What you get in return is the most loyal giant you'll ever want to meet. They are protective of children and adults alike, but not dominant. We run a no-crate kennel out of our home, and our Pyrs always get along with our clients' dogs.

~Rick L., owner of Great Pyrenees


A protective dog around children

These dogs might seem tough, but when it comes to kids, I have never known a better dog. They are protective, gentle, and patient.

My 18-month-old daughter used my Pyr as a jungle gym and fell asleep on him. He just sighed and took a nap with her! Playing around, he would butt in if he felt things were getting too rough for "his" kids.

The Great Pyrenees is my favorite breed, especially for a family. I figure if anyone is stupid enough to break into a house with that deep, rich bark, the brave souls are welcome to the DVD player if they can get past the dog!

~Jaq B., owner of a Great Pyrenees


Dependable guardians

I have had three Great Pyrenees, all for livestock guardians. At six-months-old, two of them took on a Mountain Lion and chased it off! They were very scared but stood their ground in order to protect the sheep and goats they were with.

Personally, I do not like to have them indoors as they can be tremendous barkers, occasionally drool and leave hair all about. But they are so gentle and kind with my small grandkids, have saved me and my livestock from rattlesnakes, badgers, coyotes, etc. and are quiet and calm around strangers (after letting me know they are here).

They are very independent when bred to work and can figure things out for themselves. I don't want to ever be without them, they have such lionhearts!

~Jeanne C., owner of three Great Pyrenees


A real gentle giant

Hubby and I adopted MacDougal six months ago and have been in love with him ever since. He loves everyone and everything. His favorite girlfriend is the tiny shih tzu next door, even though she is always bossing him around.

Mac wouldl like to believe he's a lap dog, but is quite happy to allow us on the couch with him. He craves affection and belly rubs. He's very obedient when he wants to be. Thank God he's not a digger like many Pyrs, but he will let loose with barking if he senses something unusual around his house or yard. He's more alert to animals than humans, though.
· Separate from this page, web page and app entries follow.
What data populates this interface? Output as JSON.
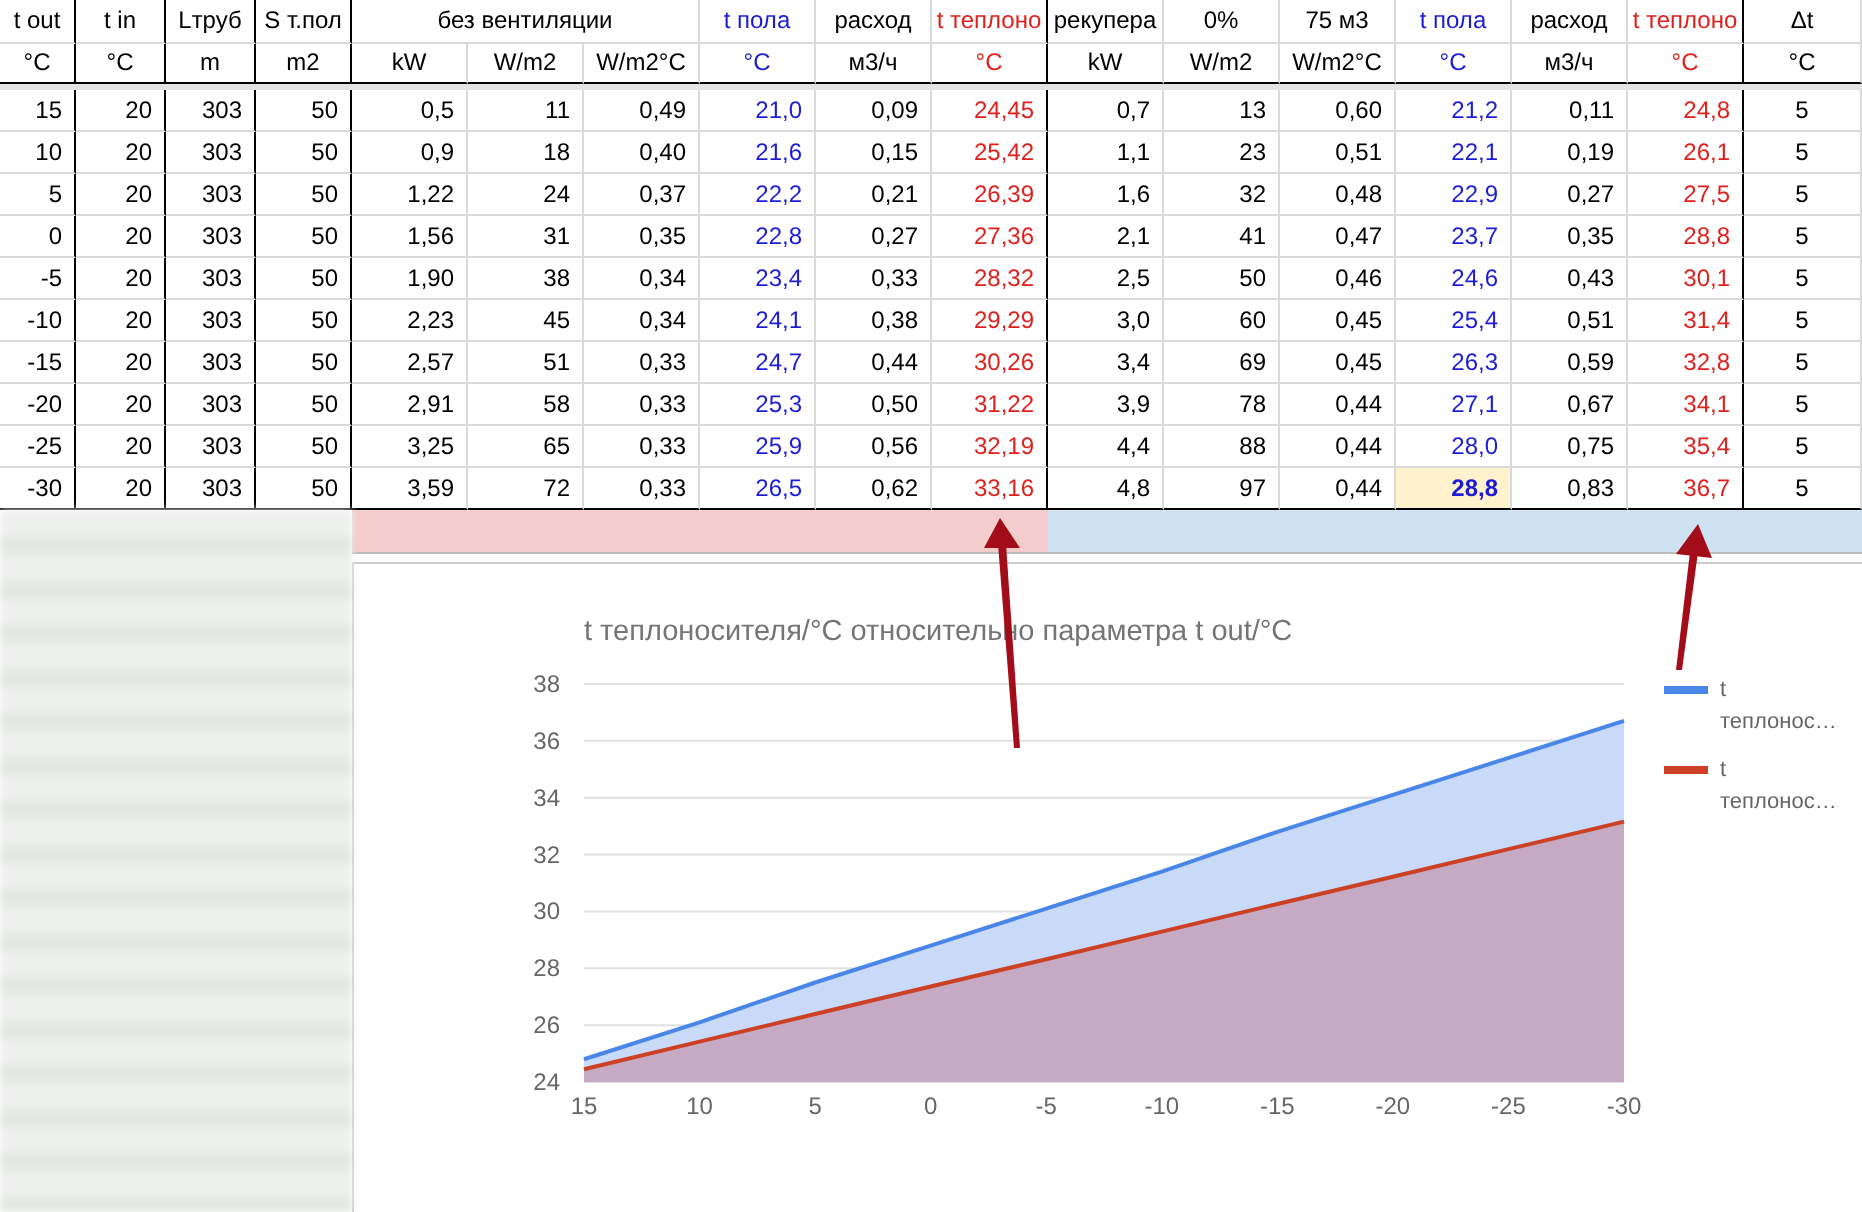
{
  "table": {
    "headers": [
      {
        "title": "t out",
        "units": [
          "°C"
        ],
        "color": "#000000"
      },
      {
        "title": "t in",
        "units": [
          "°C"
        ],
        "color": "#000000"
      },
      {
        "title": "Lтруб",
        "units": [
          "m"
        ],
        "color": "#000000"
      },
      {
        "title": "S т.пол",
        "units": [
          "m2"
        ],
        "color": "#000000"
      },
      {
        "title": "без вентиляции",
        "units": [
          "kW",
          "W/m2",
          "W/m2°C"
        ],
        "color": "#000000"
      },
      {
        "title": "t пола",
        "units": [
          "°C"
        ],
        "color": "#1c1cd6"
      },
      {
        "title": "расход",
        "units": [
          "м3/ч"
        ],
        "color": "#000000"
      },
      {
        "title": "t теплоно",
        "units": [
          "°C"
        ],
        "color": "#e0201c"
      },
      {
        "title": "рекупера",
        "units": [
          "kW"
        ],
        "color": "#000000"
      },
      {
        "title": "0%",
        "units": [
          "W/m2"
        ],
        "color": "#000000"
      },
      {
        "title": "75 м3",
        "units": [
          "W/m2°C"
        ],
        "color": "#000000"
      },
      {
        "title": "t пола",
        "units": [
          "°C"
        ],
        "color": "#1c1cd6"
      },
      {
        "title": "расход",
        "units": [
          "м3/ч"
        ],
        "color": "#000000"
      },
      {
        "title": "t теплоно",
        "units": [
          "°C"
        ],
        "color": "#e0201c"
      },
      {
        "title": "Δt",
        "units": [
          "°C"
        ],
        "color": "#000000"
      }
    ],
    "rows": [
      {
        "cells": [
          {
            "text": "15",
            "selected": false
          },
          {
            "text": "20",
            "selected": false
          },
          {
            "text": "303",
            "selected": false
          },
          {
            "text": "50",
            "selected": false
          },
          {
            "text": "0,5",
            "selected": false
          },
          {
            "text": "11",
            "selected": false
          },
          {
            "text": "0,49",
            "selected": false
          },
          {
            "text": "21,0",
            "selected": false
          },
          {
            "text": "0,09",
            "selected": false
          },
          {
            "text": "24,45",
            "selected": false
          },
          {
            "text": "0,7",
            "selected": false
          },
          {
            "text": "13",
            "selected": false
          },
          {
            "text": "0,60",
            "selected": false
          },
          {
            "text": "21,2",
            "selected": false
          },
          {
            "text": "0,11",
            "selected": false
          },
          {
            "text": "24,8",
            "selected": false
          },
          {
            "text": "5",
            "selected": false
          }
        ]
      },
      {
        "cells": [
          {
            "text": "10",
            "selected": false
          },
          {
            "text": "20",
            "selected": false
          },
          {
            "text": "303",
            "selected": false
          },
          {
            "text": "50",
            "selected": false
          },
          {
            "text": "0,9",
            "selected": false
          },
          {
            "text": "18",
            "selected": false
          },
          {
            "text": "0,40",
            "selected": false
          },
          {
            "text": "21,6",
            "selected": false
          },
          {
            "text": "0,15",
            "selected": false
          },
          {
            "text": "25,42",
            "selected": false
          },
          {
            "text": "1,1",
            "selected": false
          },
          {
            "text": "23",
            "selected": false
          },
          {
            "text": "0,51",
            "selected": false
          },
          {
            "text": "22,1",
            "selected": false
          },
          {
            "text": "0,19",
            "selected": false
          },
          {
            "text": "26,1",
            "selected": false
          },
          {
            "text": "5",
            "selected": false
          }
        ]
      },
      {
        "cells": [
          {
            "text": "5",
            "selected": false
          },
          {
            "text": "20",
            "selected": false
          },
          {
            "text": "303",
            "selected": false
          },
          {
            "text": "50",
            "selected": false
          },
          {
            "text": "1,22",
            "selected": false
          },
          {
            "text": "24",
            "selected": false
          },
          {
            "text": "0,37",
            "selected": false
          },
          {
            "text": "22,2",
            "selected": false
          },
          {
            "text": "0,21",
            "selected": false
          },
          {
            "text": "26,39",
            "selected": false
          },
          {
            "text": "1,6",
            "selected": false
          },
          {
            "text": "32",
            "selected": false
          },
          {
            "text": "0,48",
            "selected": false
          },
          {
            "text": "22,9",
            "selected": false
          },
          {
            "text": "0,27",
            "selected": false
          },
          {
            "text": "27,5",
            "selected": false
          },
          {
            "text": "5",
            "selected": false
          }
        ]
      },
      {
        "cells": [
          {
            "text": "0",
            "selected": false
          },
          {
            "text": "20",
            "selected": false
          },
          {
            "text": "303",
            "selected": false
          },
          {
            "text": "50",
            "selected": false
          },
          {
            "text": "1,56",
            "selected": false
          },
          {
            "text": "31",
            "selected": false
          },
          {
            "text": "0,35",
            "selected": false
          },
          {
            "text": "22,8",
            "selected": false
          },
          {
            "text": "0,27",
            "selected": false
          },
          {
            "text": "27,36",
            "selected": false
          },
          {
            "text": "2,1",
            "selected": false
          },
          {
            "text": "41",
            "selected": false
          },
          {
            "text": "0,47",
            "selected": false
          },
          {
            "text": "23,7",
            "selected": false
          },
          {
            "text": "0,35",
            "selected": false
          },
          {
            "text": "28,8",
            "selected": false
          },
          {
            "text": "5",
            "selected": false
          }
        ]
      },
      {
        "cells": [
          {
            "text": "-5",
            "selected": false
          },
          {
            "text": "20",
            "selected": false
          },
          {
            "text": "303",
            "selected": false
          },
          {
            "text": "50",
            "selected": false
          },
          {
            "text": "1,90",
            "selected": false
          },
          {
            "text": "38",
            "selected": false
          },
          {
            "text": "0,34",
            "selected": false
          },
          {
            "text": "23,4",
            "selected": false
          },
          {
            "text": "0,33",
            "selected": false
          },
          {
            "text": "28,32",
            "selected": false
          },
          {
            "text": "2,5",
            "selected": false
          },
          {
            "text": "50",
            "selected": false
          },
          {
            "text": "0,46",
            "selected": false
          },
          {
            "text": "24,6",
            "selected": false
          },
          {
            "text": "0,43",
            "selected": false
          },
          {
            "text": "30,1",
            "selected": false
          },
          {
            "text": "5",
            "selected": false
          }
        ]
      },
      {
        "cells": [
          {
            "text": "-10",
            "selected": false
          },
          {
            "text": "20",
            "selected": false
          },
          {
            "text": "303",
            "selected": false
          },
          {
            "text": "50",
            "selected": false
          },
          {
            "text": "2,23",
            "selected": false
          },
          {
            "text": "45",
            "selected": false
          },
          {
            "text": "0,34",
            "selected": false
          },
          {
            "text": "24,1",
            "selected": false
          },
          {
            "text": "0,38",
            "selected": false
          },
          {
            "text": "29,29",
            "selected": false
          },
          {
            "text": "3,0",
            "selected": false
          },
          {
            "text": "60",
            "selected": false
          },
          {
            "text": "0,45",
            "selected": false
          },
          {
            "text": "25,4",
            "selected": false
          },
          {
            "text": "0,51",
            "selected": false
          },
          {
            "text": "31,4",
            "selected": false
          },
          {
            "text": "5",
            "selected": false
          }
        ]
      },
      {
        "cells": [
          {
            "text": "-15",
            "selected": false
          },
          {
            "text": "20",
            "selected": false
          },
          {
            "text": "303",
            "selected": false
          },
          {
            "text": "50",
            "selected": false
          },
          {
            "text": "2,57",
            "selected": false
          },
          {
            "text": "51",
            "selected": false
          },
          {
            "text": "0,33",
            "selected": false
          },
          {
            "text": "24,7",
            "selected": false
          },
          {
            "text": "0,44",
            "selected": false
          },
          {
            "text": "30,26",
            "selected": false
          },
          {
            "text": "3,4",
            "selected": false
          },
          {
            "text": "69",
            "selected": false
          },
          {
            "text": "0,45",
            "selected": false
          },
          {
            "text": "26,3",
            "selected": false
          },
          {
            "text": "0,59",
            "selected": false
          },
          {
            "text": "32,8",
            "selected": false
          },
          {
            "text": "5",
            "selected": false
          }
        ]
      },
      {
        "cells": [
          {
            "text": "-20",
            "selected": false
          },
          {
            "text": "20",
            "selected": false
          },
          {
            "text": "303",
            "selected": false
          },
          {
            "text": "50",
            "selected": false
          },
          {
            "text": "2,91",
            "selected": false
          },
          {
            "text": "58",
            "selected": false
          },
          {
            "text": "0,33",
            "selected": false
          },
          {
            "text": "25,3",
            "selected": false
          },
          {
            "text": "0,50",
            "selected": false
          },
          {
            "text": "31,22",
            "selected": false
          },
          {
            "text": "3,9",
            "selected": false
          },
          {
            "text": "78",
            "selected": false
          },
          {
            "text": "0,44",
            "selected": false
          },
          {
            "text": "27,1",
            "selected": false
          },
          {
            "text": "0,67",
            "selected": false
          },
          {
            "text": "34,1",
            "selected": false
          },
          {
            "text": "5",
            "selected": false
          }
        ]
      },
      {
        "cells": [
          {
            "text": "-25",
            "selected": false
          },
          {
            "text": "20",
            "selected": false
          },
          {
            "text": "303",
            "selected": false
          },
          {
            "text": "50",
            "selected": false
          },
          {
            "text": "3,25",
            "selected": false
          },
          {
            "text": "65",
            "selected": false
          },
          {
            "text": "0,33",
            "selected": false
          },
          {
            "text": "25,9",
            "selected": false
          },
          {
            "text": "0,56",
            "selected": false
          },
          {
            "text": "32,19",
            "selected": false
          },
          {
            "text": "4,4",
            "selected": false
          },
          {
            "text": "88",
            "selected": false
          },
          {
            "text": "0,44",
            "selected": false
          },
          {
            "text": "28,0",
            "selected": false
          },
          {
            "text": "0,75",
            "selected": false
          },
          {
            "text": "35,4",
            "selected": false
          },
          {
            "text": "5",
            "selected": false
          }
        ]
      },
      {
        "cells": [
          {
            "text": "-30",
            "selected": false
          },
          {
            "text": "20",
            "selected": false
          },
          {
            "text": "303",
            "selected": false
          },
          {
            "text": "50",
            "selected": false
          },
          {
            "text": "3,59",
            "selected": false
          },
          {
            "text": "72",
            "selected": false
          },
          {
            "text": "0,33",
            "selected": false
          },
          {
            "text": "26,5",
            "selected": false
          },
          {
            "text": "0,62",
            "selected": false
          },
          {
            "text": "33,16",
            "selected": false
          },
          {
            "text": "4,8",
            "selected": false
          },
          {
            "text": "97",
            "selected": false
          },
          {
            "text": "0,44",
            "selected": false
          },
          {
            "text": "28,8",
            "selected": true
          },
          {
            "text": "0,83",
            "selected": false
          },
          {
            "text": "36,7",
            "selected": false
          },
          {
            "text": "5",
            "selected": false
          }
        ]
      }
    ]
  },
  "chart": {
    "chart_data": {
      "type": "area",
      "title": "t теплоносителя/°C относительно параметра t out/°C",
      "categories": [
        "15",
        "10",
        "5",
        "0",
        "-5",
        "-10",
        "-15",
        "-20",
        "-25",
        "-30"
      ],
      "series": [
        {
          "name": "t теплонос…",
          "color": "#4a86e8",
          "values": [
            24.8,
            26.1,
            27.5,
            28.8,
            30.1,
            31.4,
            32.8,
            34.1,
            35.4,
            36.7
          ]
        },
        {
          "name": "t теплонос…",
          "color": "#cc4125",
          "values": [
            24.45,
            25.42,
            26.39,
            27.36,
            28.32,
            29.29,
            30.26,
            31.22,
            32.19,
            33.16
          ]
        }
      ],
      "grid": true,
      "ylim": [
        24,
        38
      ],
      "yticks": [
        24,
        26,
        28,
        30,
        32,
        34,
        36,
        38
      ]
    }
  }
}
He's not a problem drooler, but he does shed -- but so do the cats, and that's why we have a vacuum cleaner. We've gone through one molt with him and that was wild. I swear I got enough fur off him to knit a puppy!

We have always had bichons, but once you get a Pyr you can't imagine any other breed to share your lives with.

~ew D., owner of a Great Pyrenees


They only bark to protect you

This breed can't be beat for love and loyalty. Yes, they are barkers, but they do that because it's their job to protect you.

My Pyrs, Louie and Rufus, are huge, standing 35.5 inches at the hip. Despite this, they think they are lap dogs and love to sit on our laps. They work as therapy dogs and are gentle with people. Louie and Rufus have had hundreds of pictures taken of them because people are amazed at how big they are!

~Debra A., owner of two Great Pyrenees